Targeted sanctions have come to be viewed as an indispensable tool in the fight against terrorism. Since 1999, the UN Security Council has designated hundreds of individuals and entities, imposing assets freezes, travel bans and arms embargoes to hinder support for the Taliban, Al-Qaida and ISIL (Da’esh). However, as the number of designations has grown, a clear need has also emerged for a robust independent review procedure, so that those designated can seek removal of their name from the sanctions list.
Ten years ago, the Security Council created the Office of the Ombudsperson with that purpose in mind. Since then, individuals and entities designated on the ISIL (Da’esh) and Al-Qaida Sanctions List have had the opportunity to have their listing reviewed by an independent and impartial Ombudsperson who recommends either retention or delisting after consulting with all relevant parties, including with the petitioner.
This panel will discuss, inter alia, how the Security Council came to the unanimous decision to establish the Office of the Ombudsperson, the unique ‘jurisprudence’ that has emerged, and what this means for petitioners.

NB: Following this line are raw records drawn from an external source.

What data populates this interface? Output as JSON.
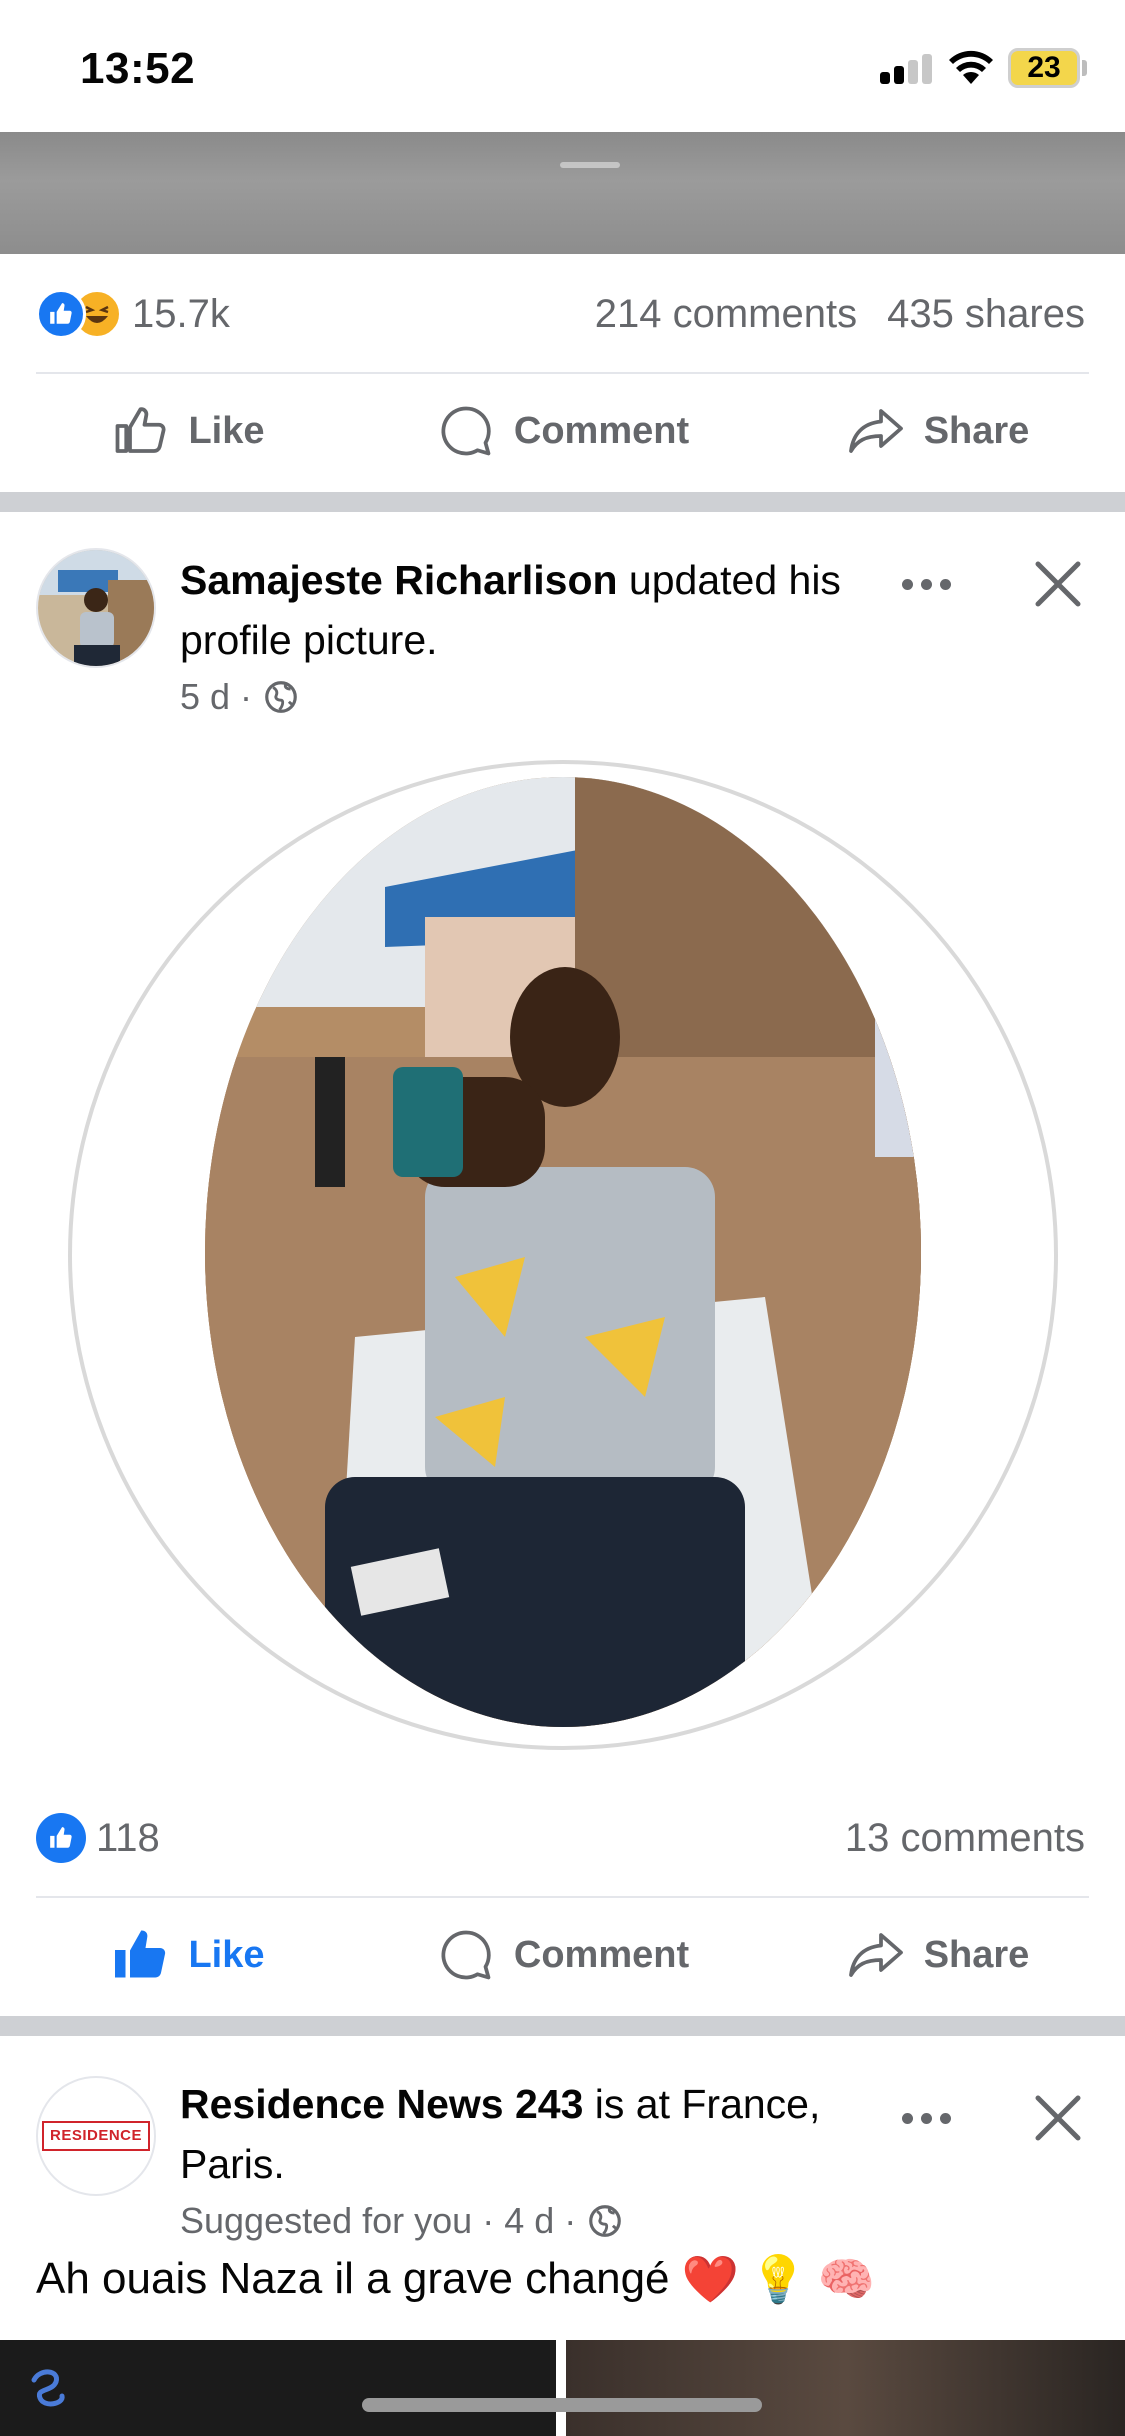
{
  "status_bar": {
    "time": "13:52",
    "battery": "23",
    "icons": [
      "cellular-signal-icon",
      "wifi-icon",
      "battery-icon"
    ]
  },
  "previous_post": {
    "reaction_count": "15.7k",
    "comments": "214 comments",
    "shares": "435 shares",
    "reaction_icons": [
      "like-reaction-icon",
      "haha-reaction-icon"
    ]
  },
  "actions": {
    "like": "Like",
    "comment": "Comment",
    "share": "Share"
  },
  "post1": {
    "author": "Samajeste Richarlison",
    "action_text": " updated his profile picture.",
    "time": "5 d",
    "audience_icon": "globe-icon",
    "reaction_count": "118",
    "comments": "13 comments",
    "liked": true
  },
  "post2": {
    "author": "Residence News 243",
    "action_text": " is at France, Paris.",
    "meta": "Suggested for you · 4 d",
    "audience_icon": "globe-icon",
    "avatar_text": "RESIDENCE",
    "text": "Ah ouais Naza il a grave changé",
    "emojis": [
      "❤️",
      "💡",
      "🧠"
    ]
  },
  "colors": {
    "accent": "#1877f2",
    "secondary_text": "#65676b",
    "separator": "#ced0d4",
    "battery": "#f3d64b"
  }
}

The discussion will also provide context on the post of Ombudsperson, operating in the highly politicised environment of counter-terrorism policy-making.
- Mr Daniel Kipfer Fasciati: Ombudsperson to the ISIL (Da’esh) and Al-Qaida Sanctions Committee
- Judge Kimberly Prost: Judge at the International Criminal Court and former Ombudsperson
- Ms Aurélie Berthet, International Lawyer
- Dr Devika Hovell, Associate Professor in Public International Law, London School of Economics and Political Science